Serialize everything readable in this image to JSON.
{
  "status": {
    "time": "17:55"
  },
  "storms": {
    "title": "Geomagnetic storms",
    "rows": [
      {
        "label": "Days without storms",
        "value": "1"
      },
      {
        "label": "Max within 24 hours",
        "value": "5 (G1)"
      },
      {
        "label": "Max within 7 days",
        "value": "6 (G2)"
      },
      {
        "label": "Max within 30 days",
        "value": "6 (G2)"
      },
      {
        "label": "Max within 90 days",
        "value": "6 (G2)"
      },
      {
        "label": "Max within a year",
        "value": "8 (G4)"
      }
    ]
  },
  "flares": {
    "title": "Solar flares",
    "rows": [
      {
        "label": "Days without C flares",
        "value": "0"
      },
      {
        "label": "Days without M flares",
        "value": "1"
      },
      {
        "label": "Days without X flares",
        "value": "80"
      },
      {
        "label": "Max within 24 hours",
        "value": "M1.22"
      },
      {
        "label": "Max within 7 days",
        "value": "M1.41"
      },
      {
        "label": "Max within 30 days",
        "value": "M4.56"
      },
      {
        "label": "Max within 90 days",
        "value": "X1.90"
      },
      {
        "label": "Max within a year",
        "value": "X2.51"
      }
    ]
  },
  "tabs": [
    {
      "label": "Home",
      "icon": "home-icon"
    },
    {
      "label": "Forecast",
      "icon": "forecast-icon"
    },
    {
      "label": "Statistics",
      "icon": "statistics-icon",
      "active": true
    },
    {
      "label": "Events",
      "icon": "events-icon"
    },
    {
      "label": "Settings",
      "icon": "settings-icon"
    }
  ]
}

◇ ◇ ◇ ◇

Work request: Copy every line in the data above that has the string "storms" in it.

Answer section:
  "storms": {
    "title": "Geomagnetic storms",
        "label": "Days without storms",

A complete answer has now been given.